In celebration of the ten-year anniversary of www.cynthialeitichsmith.com, I asked some established authors--folks I'd featured early on--the following question:
Over the past decade, what are the most important lessons you've learned about your craft, the writing/artistic life, and/or publishing, and why?
Here's the latest reply, this one from author Brent Hartinger.
That I'm absolutely crazy-insane to make my living as a writer of fiction, and that I wouldn't have it any other way.
Lately I've been doing some work for some friends producing online content, so I've had a chance to really compare the two mediums: publishing versus the Internet.
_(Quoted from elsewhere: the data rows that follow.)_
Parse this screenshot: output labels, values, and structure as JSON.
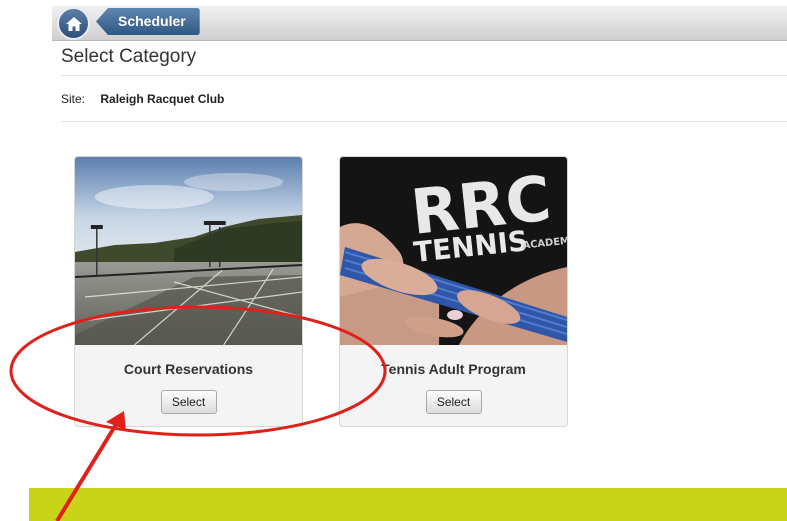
{
  "breadcrumb": {
    "scheduler_label": "Scheduler"
  },
  "page": {
    "title": "Select Category"
  },
  "site": {
    "label": "Site:",
    "value": "Raleigh Racquet Club"
  },
  "categories": [
    {
      "name": "Court Reservations",
      "button_label": "Select",
      "image": "tennis-courts-photo"
    },
    {
      "name": "Tennis Adult Program",
      "button_label": "Select",
      "image": "racquet-grip-photo"
    }
  ],
  "photo_text": {
    "line1": "RRC",
    "line2": "TENNIS",
    "line3": "ACADEMY"
  },
  "annotation": {
    "color": "#e0201b",
    "shapes": [
      "ellipse",
      "arrow"
    ]
  },
  "colors": {
    "accent": "#2f5884",
    "footer": "#c9d418"
  }
}
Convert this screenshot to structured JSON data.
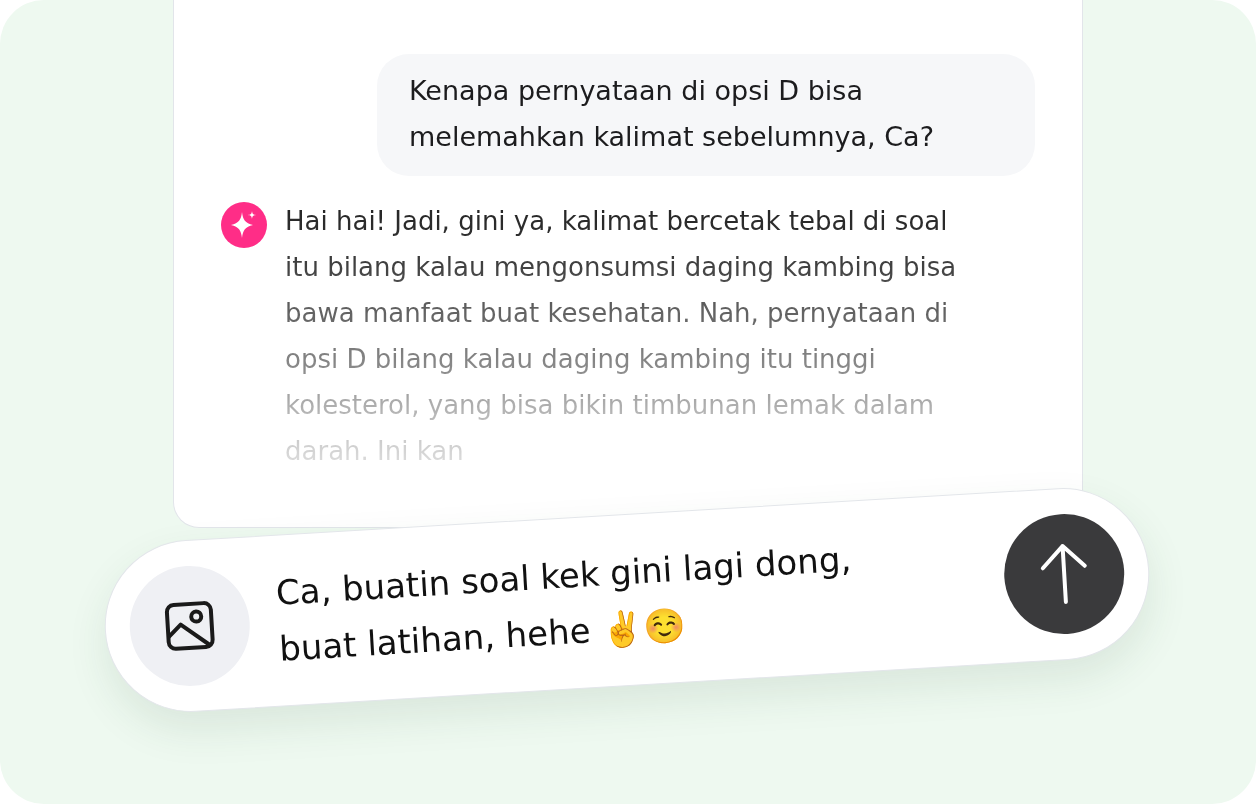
{
  "chat": {
    "messages": [
      {
        "kind": "user",
        "text": "Kenapa pernyataan di opsi D bisa melemahkan kalimat sebelumnya, Ca?"
      },
      {
        "kind": "assistant",
        "text": "Hai hai! Jadi, gini ya, kalimat bercetak tebal di soal itu bilang kalau mengonsumsi daging kambing bisa bawa manfaat buat kesehatan. Nah, pernyataan di opsi D bilang kalau daging kambing itu tinggi kolesterol, yang bisa bikin timbunan lemak dalam darah. Ini kan"
      }
    ]
  },
  "composer": {
    "value": "Ca, buatin soal kek gini lagi dong, buat latihan, hehe ✌️☺️"
  }
}
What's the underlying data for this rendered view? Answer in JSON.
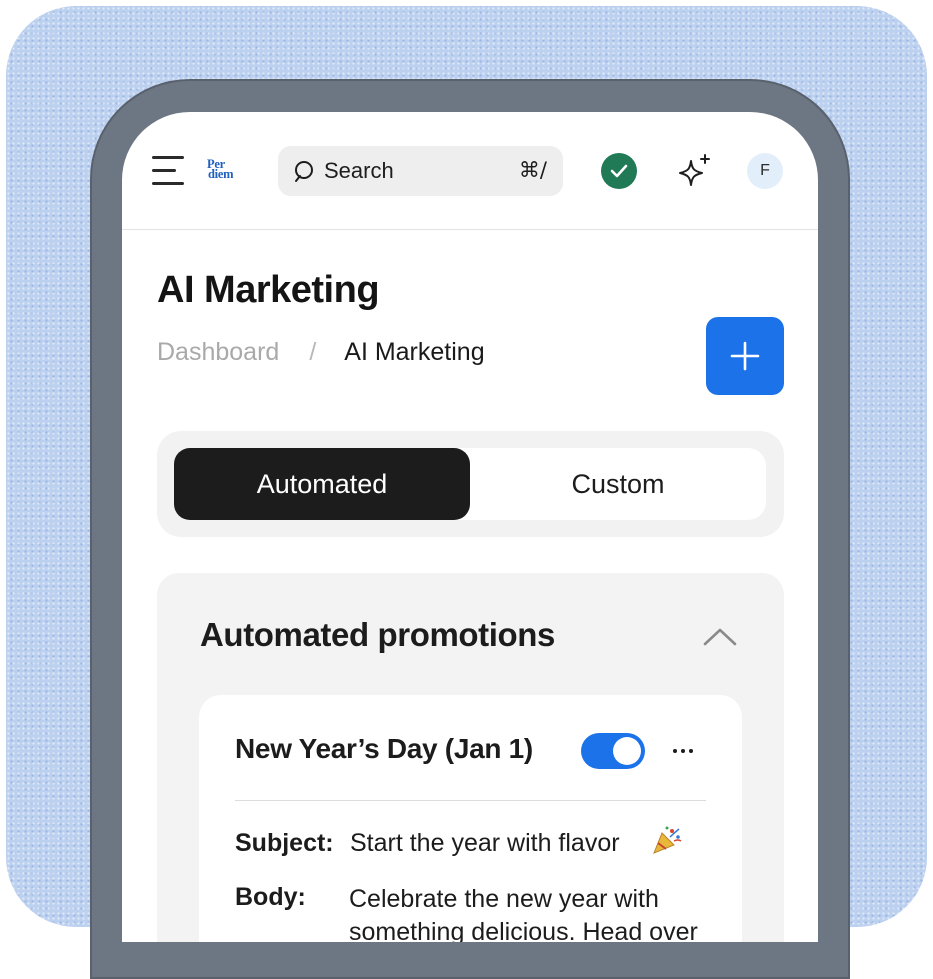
{
  "header": {
    "logo_line1": "Per",
    "logo_line2": "diem",
    "search_label": "Search",
    "search_shortcut": "⌘/",
    "avatar_initial": "F"
  },
  "page": {
    "title": "AI Marketing",
    "breadcrumb": [
      "Dashboard",
      "/",
      "AI Marketing"
    ]
  },
  "tabs": [
    {
      "label": "Automated",
      "active": true
    },
    {
      "label": "Custom",
      "active": false
    }
  ],
  "promotions": {
    "title": "Automated promotions",
    "card": {
      "title": "New Year’s Day (Jan 1)",
      "enabled": true,
      "subject_label": "Subject:",
      "subject": "Start the year with flavor",
      "body_label": "Body:",
      "body": "Celebrate the new year with something delicious. Head over"
    }
  },
  "colors": {
    "accent": "#1c72e8",
    "status_green": "#1f7a55",
    "active_tab": "#1c1c1c",
    "frame": "#bcd0ef"
  },
  "icons": [
    "menu-icon",
    "search-icon",
    "check-icon",
    "sparkle-icon",
    "plus-icon",
    "chevron-up-icon",
    "more-icon",
    "party-popper-icon"
  ]
}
And after ten years in publishing, I kind of have to describe it as something of a harsh, desolated crack expanse of earth, where you maybe can grow enough food to eat, but it's really, really hard. You have to know exactly what you're doing and, frankly, you have to have a lot of luck.
Meanwhile, the Internet world is like that scene in The Magician's Nephew [by C. S. Lewis, 1955] where Narnia is only a couple of hours old and everything is lush and rich and productive. Bury a toffee in the ground, and a couple of hours later you have a toffee tree!
Basically, if you're smart and you have talent and you work hard, you'll be a huge success in the world of the Internet. But in publishing? Well...that's just not necessarily true.
Okay, now that I've completely depressed you, let me know also say that working in publishing can still be extremely satisfying--more satisfying than working in the Internet.
Why? Because the people who still read books, though they're decreasing in numbers and influence, are some of the best, smartest people in the world.
And the people who still choose to work in publishing, they're some of the nicest people in the world.
Finally, the whole process of creating characters and inventing stories for them to inhabit?
It's just so phenomenally, wonderfully satisfying. That's why a lot of people do it even without getting paid. So imagine a situation where you do get paid for it--and get gushing fan mail to boot! It's still a pretty heady thrill.
What am I saying? Basically, that it's an incredibly tough business, getting tougher every day. And yet, somehow, it's still a wonderfully satisfying life.
I confess, I might change my mind in a few years if things get too much worse. But for the time being, it's still a pretty easy call: I absolutely love being a writer.
Read a Cynsations interview with Brent.